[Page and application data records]
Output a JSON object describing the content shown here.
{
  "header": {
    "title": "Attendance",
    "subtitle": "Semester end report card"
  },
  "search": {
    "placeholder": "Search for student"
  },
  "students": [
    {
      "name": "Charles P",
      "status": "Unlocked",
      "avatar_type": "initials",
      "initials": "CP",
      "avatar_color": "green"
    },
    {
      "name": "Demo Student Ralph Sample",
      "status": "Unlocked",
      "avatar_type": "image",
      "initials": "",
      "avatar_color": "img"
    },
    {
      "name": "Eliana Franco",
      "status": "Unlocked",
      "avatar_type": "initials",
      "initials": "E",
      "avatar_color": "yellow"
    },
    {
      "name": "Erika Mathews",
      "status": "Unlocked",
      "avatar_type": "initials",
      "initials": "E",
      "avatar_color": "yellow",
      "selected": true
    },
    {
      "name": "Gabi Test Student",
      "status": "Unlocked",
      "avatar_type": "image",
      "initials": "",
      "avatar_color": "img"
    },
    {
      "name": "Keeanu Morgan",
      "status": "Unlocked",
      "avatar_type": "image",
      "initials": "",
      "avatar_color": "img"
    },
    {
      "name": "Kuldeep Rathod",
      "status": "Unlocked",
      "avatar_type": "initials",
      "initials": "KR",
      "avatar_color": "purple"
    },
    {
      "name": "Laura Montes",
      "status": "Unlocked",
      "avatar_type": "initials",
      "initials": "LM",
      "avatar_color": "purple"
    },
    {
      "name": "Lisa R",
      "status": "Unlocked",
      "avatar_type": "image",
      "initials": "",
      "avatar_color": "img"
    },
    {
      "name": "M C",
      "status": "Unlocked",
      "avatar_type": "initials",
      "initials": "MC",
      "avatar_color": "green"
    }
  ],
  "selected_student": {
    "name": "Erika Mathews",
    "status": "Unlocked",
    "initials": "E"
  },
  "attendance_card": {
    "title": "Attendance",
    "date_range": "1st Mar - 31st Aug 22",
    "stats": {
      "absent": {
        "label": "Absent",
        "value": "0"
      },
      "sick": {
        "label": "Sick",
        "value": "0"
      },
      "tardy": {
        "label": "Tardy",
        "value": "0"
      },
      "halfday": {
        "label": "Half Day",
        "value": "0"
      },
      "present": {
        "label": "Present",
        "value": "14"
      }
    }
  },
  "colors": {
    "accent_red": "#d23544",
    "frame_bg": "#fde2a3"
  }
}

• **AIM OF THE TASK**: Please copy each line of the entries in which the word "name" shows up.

• **RESPONSE BOX**:
      "name": "Charles P",
      "name": "Demo Student Ralph Sample",
      "name": "Eliana Franco",
      "name": "Erika Mathews",
      "name": "Gabi Test Student",
      "name": "Keeanu Morgan",
      "name": "Kuldeep Rathod",
      "name": "Laura Montes",
      "name": "Lisa R",
      "name": "M C",
    "name": "Erika Mathews",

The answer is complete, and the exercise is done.